You love your children and you care deeply about making sure that their lives are happy and healthy. You want to be with them as much as you can and, when you are not, you want to make sure that they are in a stable and safe situation. These desires are basic and are a fundamental part of being a parent. When you separate from your partner, however, you may be forced to reckon with splitting custody of your children.

This can be a scary prospect, particularly if you do not have a good relationship with your ex-partner and are concerned about whether he or she will provide a good environment for your children, or whether he or she will fairly comply with your custody agreement. All of these concerns and emotions come to a head in child custody hearings. 

Typically part of a divorce hearing, child custody hearings can come at any time a parent wishes to modify or establish his or her custodial rights. If you will be attending a child custody hearing, it is important to be prepared.
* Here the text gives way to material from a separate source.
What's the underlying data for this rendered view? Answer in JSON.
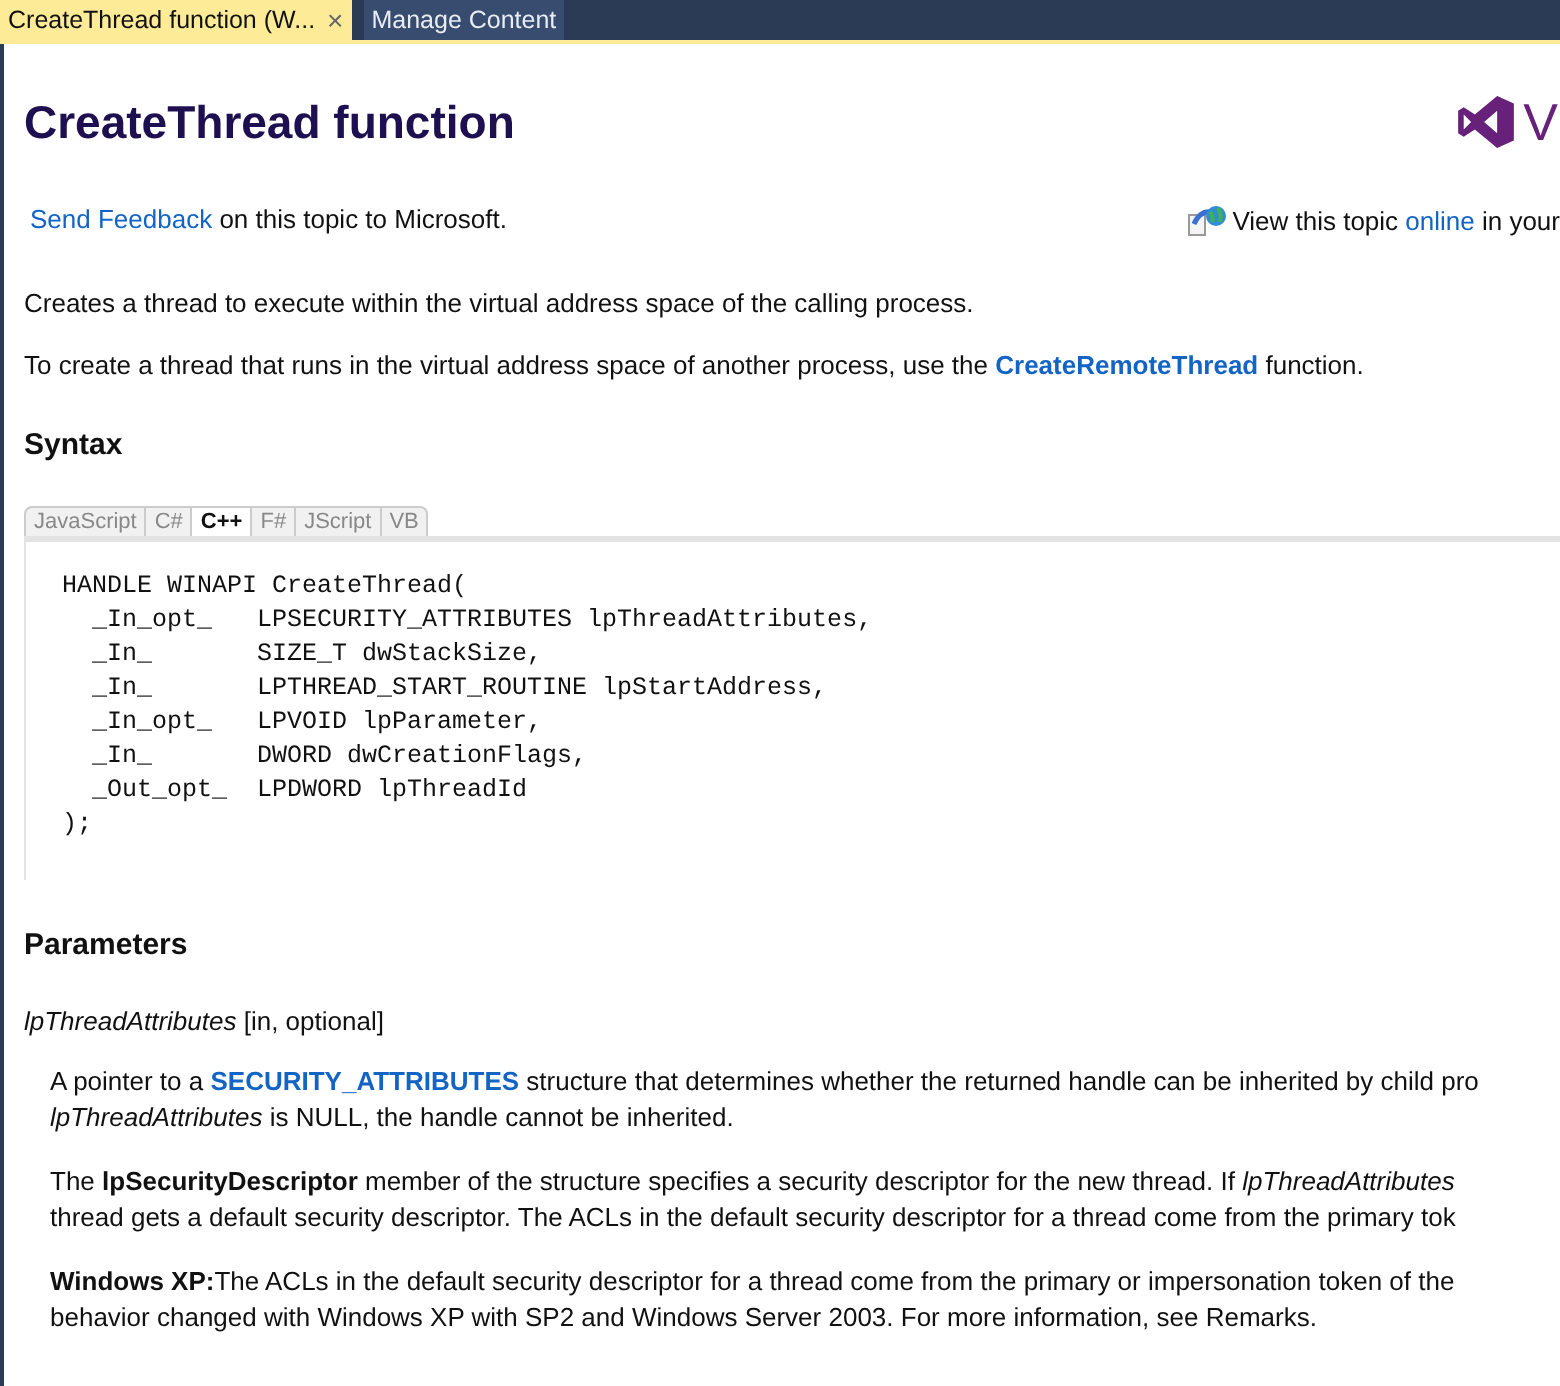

Here are a few things you can do to prepare for your hearing:

  • Hire an experienced family law attorney, like a family lawyer in Collin County, TX, well in advance of your hearing and tell them everything you can about your family dynamic, your role in the family, including any potentially negative facts, and what you would like to see happen at the hearing.
  • Keep a calendar of your daily life with your children. Write down when you are caring for them and what kind of responsibilities you have. Examples may include when you take your children to soccer practice, when you pick them up from school when you are in charge of preparing dinner, and when you pack their lunches and drop them off at school.
  • Consider your living situation. Is it appropriate for children? Will a court see it that way? Do you have friends or family who stay with you or are otherwise in your life that the court may see as a negative influence? Take the time well before your hearing to clean up your life both literally and figuratively.
  • Keep a low profile. This means that you should show up for work, avoid speeding tickets, and certainly avoid any other activity that may get you into legal trouble. Be on your best behavior.
  • Stay away from social media. Posting about your children, even if in a positive way, can invite criticism from the court. Do not post about your ex-partner. Do not post about any new romance. Even if your accounts are private, your online activity can be subpoenaed and you may be required to bring it to court. Be on the safe side, and limit social media activity altogether.

These are just a few of the things you can do to make sure that you put your best foot forward at the custody hearing. There is no way to overstate the importance of a child custody hearing to your life and the life of your children. Make sure you do your homework and come prepared.

Thank you to the experts at Scroggins Law Group, PLLC for their insight into family law.